List each line of the data that holds the string "Dashboard".

== Excerpted data ==
....

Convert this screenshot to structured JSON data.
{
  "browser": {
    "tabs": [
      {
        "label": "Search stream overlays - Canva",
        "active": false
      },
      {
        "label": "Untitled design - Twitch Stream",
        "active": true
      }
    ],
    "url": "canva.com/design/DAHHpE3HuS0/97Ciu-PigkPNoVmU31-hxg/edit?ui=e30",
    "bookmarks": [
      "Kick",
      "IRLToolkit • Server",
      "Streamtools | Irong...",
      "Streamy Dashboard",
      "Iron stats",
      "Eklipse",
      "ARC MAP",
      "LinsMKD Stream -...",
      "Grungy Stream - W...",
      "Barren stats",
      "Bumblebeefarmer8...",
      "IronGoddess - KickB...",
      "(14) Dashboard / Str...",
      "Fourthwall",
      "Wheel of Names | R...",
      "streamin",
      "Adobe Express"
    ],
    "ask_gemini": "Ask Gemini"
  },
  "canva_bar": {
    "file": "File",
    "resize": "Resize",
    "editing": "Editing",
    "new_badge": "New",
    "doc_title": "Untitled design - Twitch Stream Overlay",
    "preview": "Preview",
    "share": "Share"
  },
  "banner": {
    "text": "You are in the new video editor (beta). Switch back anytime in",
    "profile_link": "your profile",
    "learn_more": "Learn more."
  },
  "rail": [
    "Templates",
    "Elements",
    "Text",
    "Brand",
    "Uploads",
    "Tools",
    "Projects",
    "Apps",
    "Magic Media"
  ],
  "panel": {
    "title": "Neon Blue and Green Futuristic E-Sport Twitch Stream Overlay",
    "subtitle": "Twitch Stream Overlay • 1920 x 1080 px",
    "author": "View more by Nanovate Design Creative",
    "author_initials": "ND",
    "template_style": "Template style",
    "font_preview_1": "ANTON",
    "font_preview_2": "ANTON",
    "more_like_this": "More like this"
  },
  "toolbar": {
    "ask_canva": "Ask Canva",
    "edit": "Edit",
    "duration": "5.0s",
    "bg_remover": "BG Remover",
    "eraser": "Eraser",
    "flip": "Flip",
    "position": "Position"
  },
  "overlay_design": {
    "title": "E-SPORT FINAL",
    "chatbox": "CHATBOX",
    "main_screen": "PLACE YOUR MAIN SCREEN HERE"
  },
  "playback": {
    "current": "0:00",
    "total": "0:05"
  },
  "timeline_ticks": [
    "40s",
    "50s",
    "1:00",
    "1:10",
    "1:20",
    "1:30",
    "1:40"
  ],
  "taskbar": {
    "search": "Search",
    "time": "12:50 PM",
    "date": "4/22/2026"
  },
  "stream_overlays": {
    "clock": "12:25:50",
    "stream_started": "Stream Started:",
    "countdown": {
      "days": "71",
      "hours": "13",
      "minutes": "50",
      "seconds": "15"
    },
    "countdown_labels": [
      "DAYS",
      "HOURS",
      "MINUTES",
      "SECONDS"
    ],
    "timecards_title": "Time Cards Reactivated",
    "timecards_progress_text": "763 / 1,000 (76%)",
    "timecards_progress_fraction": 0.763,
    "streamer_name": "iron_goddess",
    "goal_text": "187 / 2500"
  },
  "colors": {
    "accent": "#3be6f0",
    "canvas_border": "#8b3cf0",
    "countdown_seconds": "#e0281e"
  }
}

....

== Your solution ==
      "Streamy Dashboard",
      "(14) Dashboard / Str...",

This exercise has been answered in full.